Blueprints of Foundations - Page 3

Blueprints of Foundations - Page 3 (Click Here to Continue)

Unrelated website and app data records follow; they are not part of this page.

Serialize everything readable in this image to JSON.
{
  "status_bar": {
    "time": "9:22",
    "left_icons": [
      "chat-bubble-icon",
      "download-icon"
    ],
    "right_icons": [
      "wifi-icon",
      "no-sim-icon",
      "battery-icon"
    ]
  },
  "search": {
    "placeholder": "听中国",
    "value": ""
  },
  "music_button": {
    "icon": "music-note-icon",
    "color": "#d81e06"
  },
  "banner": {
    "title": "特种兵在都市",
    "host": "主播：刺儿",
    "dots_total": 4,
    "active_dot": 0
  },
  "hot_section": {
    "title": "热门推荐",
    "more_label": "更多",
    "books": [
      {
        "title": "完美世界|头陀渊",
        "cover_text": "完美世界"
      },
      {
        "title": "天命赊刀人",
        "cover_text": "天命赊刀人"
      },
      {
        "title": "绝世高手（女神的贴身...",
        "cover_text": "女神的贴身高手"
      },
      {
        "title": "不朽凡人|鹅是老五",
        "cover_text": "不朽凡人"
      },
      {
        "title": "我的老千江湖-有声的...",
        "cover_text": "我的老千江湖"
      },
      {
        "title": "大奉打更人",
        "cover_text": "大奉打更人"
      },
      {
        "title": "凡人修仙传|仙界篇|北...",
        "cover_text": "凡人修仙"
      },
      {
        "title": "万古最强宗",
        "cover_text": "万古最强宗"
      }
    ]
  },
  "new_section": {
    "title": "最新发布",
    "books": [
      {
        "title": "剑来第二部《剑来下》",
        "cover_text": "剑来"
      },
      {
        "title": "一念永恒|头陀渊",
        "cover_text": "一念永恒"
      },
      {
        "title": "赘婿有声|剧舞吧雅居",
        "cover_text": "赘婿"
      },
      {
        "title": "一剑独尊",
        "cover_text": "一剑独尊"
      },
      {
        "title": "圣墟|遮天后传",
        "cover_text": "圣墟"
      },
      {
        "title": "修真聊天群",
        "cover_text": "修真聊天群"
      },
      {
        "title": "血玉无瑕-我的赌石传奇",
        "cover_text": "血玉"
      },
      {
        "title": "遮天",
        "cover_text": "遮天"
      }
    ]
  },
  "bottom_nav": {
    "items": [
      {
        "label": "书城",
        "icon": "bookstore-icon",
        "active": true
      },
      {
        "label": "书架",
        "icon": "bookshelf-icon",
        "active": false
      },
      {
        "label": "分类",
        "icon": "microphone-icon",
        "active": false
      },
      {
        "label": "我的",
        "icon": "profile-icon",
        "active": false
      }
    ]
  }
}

This is where if you happen to miss the shot you’ll get the old “Why you trying to be fancy? Just make the ball with center draw and come back over for the 9” speech. If you do miss, take the heat and go back to your seat but know you played the right shot and here’s why: The light green triangular-shaped area is what we call our position zone for the 9 ball, the place we want our cue ball after pocketing the 8. That’s rule #1, identifying our position zone. Now rule #2 says to enter it as effectively as possible. Effectively means entering the position zone from a direction that allows for the biggest margin of error when it comes to cueball speed and to also avoid possible pocket scratches whenever possible. You can see that if an amateur player attempted to put a little center draw to come back towards the 9 ball that they would be entering the position zone by coming across the small section of it rather than entering into it the long way. What this means is the amateur player is asking more of themselves than the professional player would. Does that make sense, a lower-level player trying to demonstrate more skill than a professional? The professional player could make a 2 or 3 foot error in speed control on either side and still be shooting comfortably at the money ball, while if the amateur makes a 1 foot error in speed or direction, they may be banking the 9 (or racking after scratching in the side).

Learn to see these triangular zones every time you’re around a table, whether you’re playing or watching. And then watch how the cue ball enters that zone, into it the long way or across it the short way? Sometimes the short, wrong way is actually the best choice but you should have a damned good reason for it.

Here’s the biggest risk in shooting that shot my way rather than coming across the table (and across the zone) towards the 9 ball or the side pocket. My shot is what we’ve been trained to say is “more missable” - more missable because we’re using inside english rather than center cue ball. How dare I teach such blasphemy? Well, if you hadn’t spent the whole first year of your pool career practicing the wrong shot we wouldn’t be having this problem now. I am not only going to get better position more often playing the shot this way but I am also going to pocket the ball more often going this way. You know why? Two reasons:

1. I’m going to hit the shot softer and smoother than a player using center ball who is attempting to punch the cue ball across the table would; and 2. I’ve practiced shots like this so much (because I know their value) that I feel more confident with the inside spin when it comes to pocketing the ball than I do with a center stop-shot type of stroke.

Get over it and get used to it ASAP. You can’t make the decision until you’ve lived on both sides of the fence. You must give each option its fair chance and you can always go back to the shot of your choice but don’t deprive yourself of the correct options just because you miss at first.

This next diagram is like our 8 ball quiz (didn’t think I was going to give you the answer did ya?) Which way would you have run the 1, 2 & the 8? The answer is to play the 2 ball first like I play this 8 to the 9. “Why Joe, why all those rails?”, you say. Because once learned you will scratch less and get in the position zone more often, that’s why - and that’s why I recommend you start your learning process off with what is considered advanced cue ball control. In the process of doing that your aim will automatically improve, you’ll develop “feel” faster and you can always work on your fundamentals at the same time. Do not become a prisoner is a small cell!

That’s it… I gotta go, they’re screaming “it’s an article not a book!” I’ll be back in your future and hopefully when we meet again you’ll be playing all the correct shots. No putters off the tee!

****If you enjoyed Joe's article please make sure to check out his great instructional products. Below are the links: